Collecting and querying Hue logs with Fluentd in Kubernetes

Collecting and querying Hue logs with Fluentd in Kubernetes

Hue is getting easy to run with its Docker container and Kubernetes Helm package. Then when the service is up, let’s see how we can retrieve and analyse the logs.

Fluentd is a log management system that is heavily used in the Kubernetes world. Here we will leverage the Microk8s distribution that bundles it.

 

First we install the fluentd add-on:

microk8s.enable fluentd

And see that the Elastic Search, Fluentd and Kibana UI are running:

kubectl get pods -A
NAMESPACE            NAME                                     READY   STATUS    RESTARTS   AGE
container-registry   registry-577986746b-btjdz                1/1     Running   299        96d
default              hue-rp2qf                                1/1     Running   69         32d
default              nginx-hue-85df47ddd7-bbmwk               1/1     Running   129        48d
default              postgres-hue-6cpsz                       1/1     Running   72         32d
kube-system          coredns-5874dcd95f-cnkfl                 1/1     Running   239        84d
kube-system          elasticsearch-logging-0                  1/1     Running   117        47d
kube-system          fluentd-es-v2.2.0-pp7qb                  1/1     Running   401        33d
kube-system          hostpath-provisioner-6d744c4f7c-9dgnv    1/1     Running   123        47d
kube-system          kibana-logging-df8d4c8fd-kms74           1/1     Running   169        57d
kube-system          kube-dns-6bfbdd666c-gzbh9                3/3     Running   369        47d
kube-system          metrics-server-v0.2.1-57dfcb796b-9v7dn   2/2     Running   832        114d
kube-system          tiller-deploy-765dcb8745-zlm6t           1/1     Running   382        106d

Microk8s automatically ships the logs of each container.

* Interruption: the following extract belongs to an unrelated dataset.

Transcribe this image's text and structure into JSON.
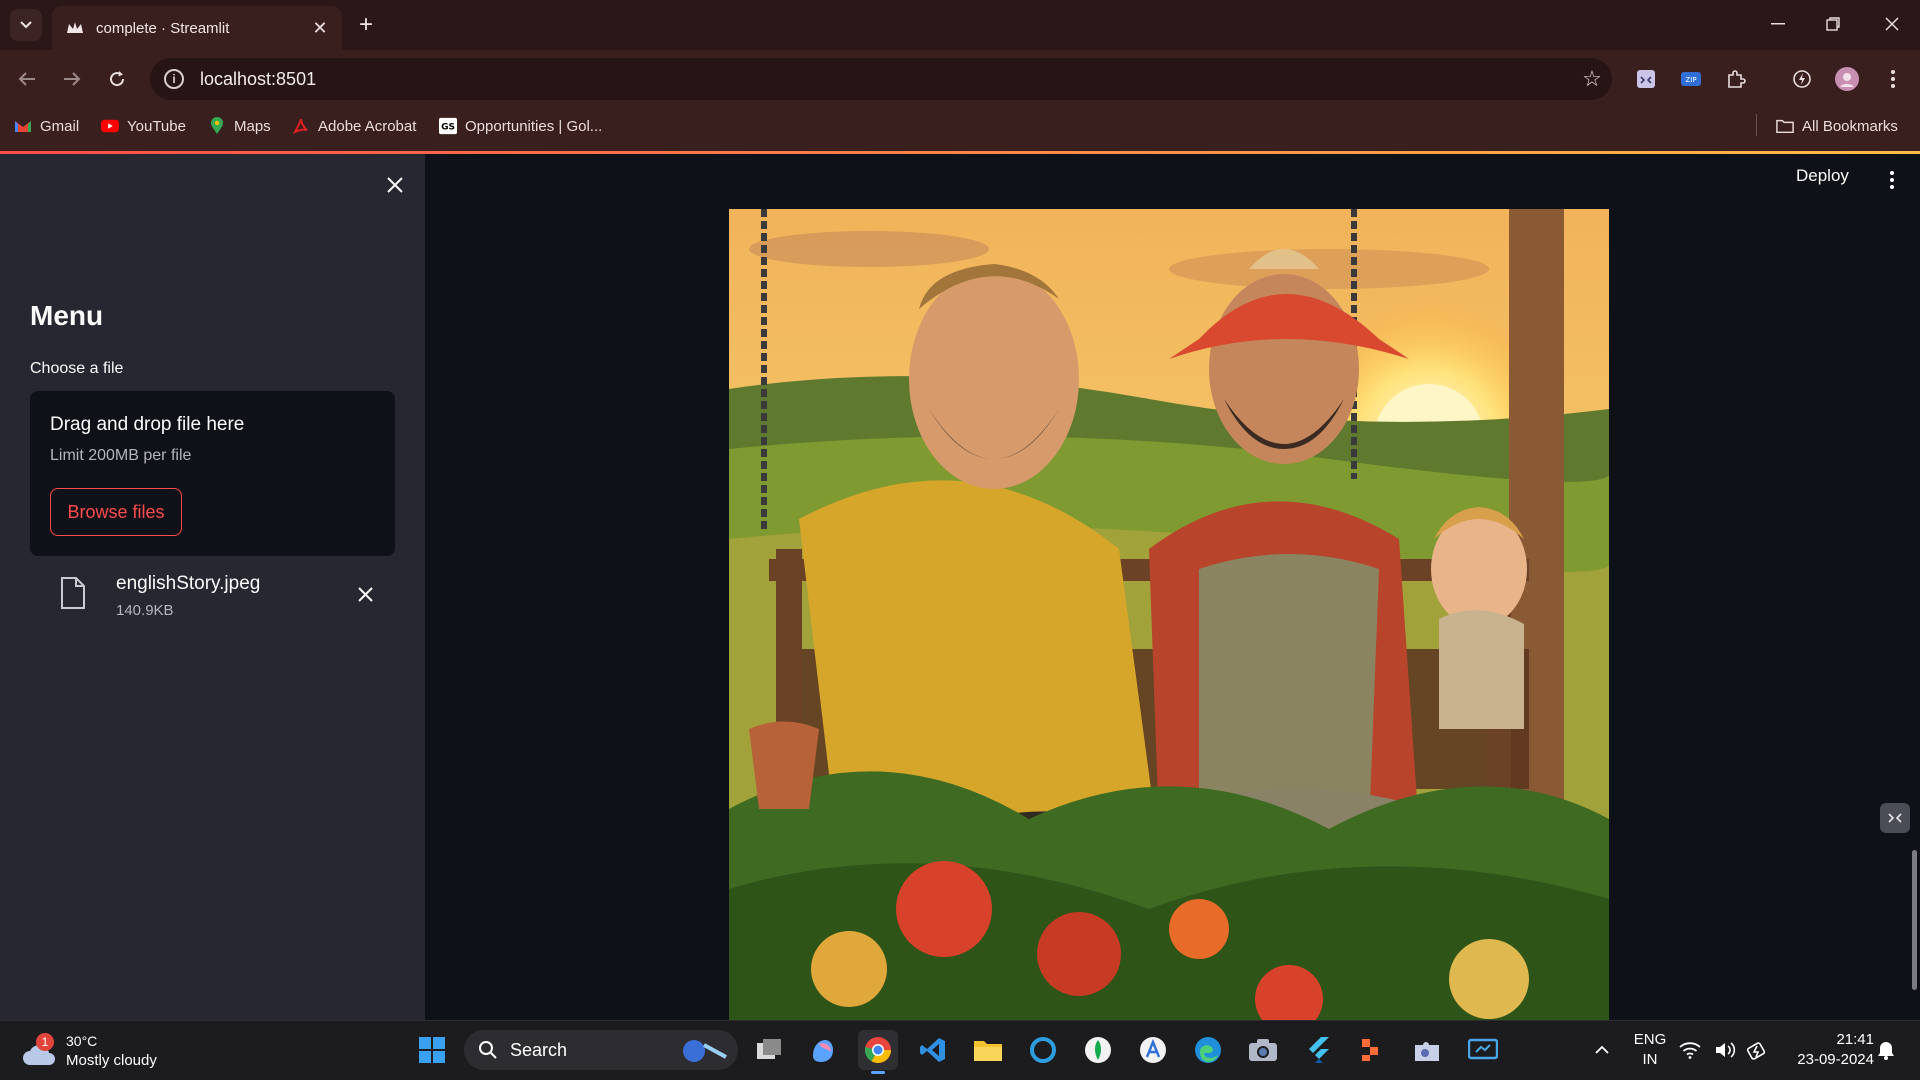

If you are curious, here is one way to see its configuration:

kubectl edit configmaps fluentd-es-config-v0.1.5 -n kube-system
  containers.input.conf: |2-

    <source>
      @id fluentd-containers.log
      @type tail
      path /var/log/containers/*.log
      pos_file /var/log/es-containers.log.pos
      tag raw.kubernetes.*
      read_from_head true
      <parse>
        @type multi_format
        <pattern>
          format json
          time_key time
          time_format %Y-%m-%dT%H:%M:%S.%NZ
        </pattern>
        <pattern>
          format /^(?<time>.+) (?<stream>stdout|stderr) [^ ]* (?<log>.*)$/
          time_format %Y-%m-%dT%H:%M:%S.%N%:z
        </pattern>
      </parse>
    </source>

    <match raw.kubernetes.**>
      @id raw.kubernetes
      @type detect_exceptions
      remove_tag_prefix raw
      message log
      stream stream
      multiline_flush_interval 5
      max_bytes 500000
      max_lines 1000
    </match>

Fluent inject some metadata to each log line. It contains information about Kubernetes properties like container and image names. Now let’s open the Kibana UI and look at the “hue” container logs:

https://127.0.0.1:16443/api/v1/namespaces/kube-system/services/kibana-logging/proxy/app/kibana#/discover?_g=(refreshInterval:(display:Off,pause:!f,value:0),time:(from:now%2Fd,mode:quick,to:now%2Fd))&_a=(columns:!(log),filters:!(('$state':(store:appState),meta:(alias:!n,disabled:!f,index:b51668f0-a9aa-11e9-afc4-53db22981ed0,key:kubernetes.container_name,negate:!f,params:(query:hue,type:phrase),type:phrase,value:hue),query:(match:(kubernetes.container_name:(query:hue,type:phrase))))),index:b51668f0-a9aa-11e9-afc4-53db22981ed0,interval:auto,query:(language:lucene,query:''),sort:!('@timestamp',desc))

The credentials can be seen by looking at the bottom of the command:

microk8s.config

Then select the indexes with the “logs*” patterns and use “@timestamp” as the time field:


And then open above link or the Discover tab to see all the Hue container logs in real time:

It becomes then easy to look at what the users are doing, which errors they are facing… For example, here is one way to look at how many query have been executed:

Next step: in addition to Elastic Search, the logs can also be automatically stored into additional outputs like HDFS, S3 or sent to Kafka.

Any feedback or question? Feel free to comment here or on the Forum or @gethue and quick start SQL querying!

Romain from the Hue Team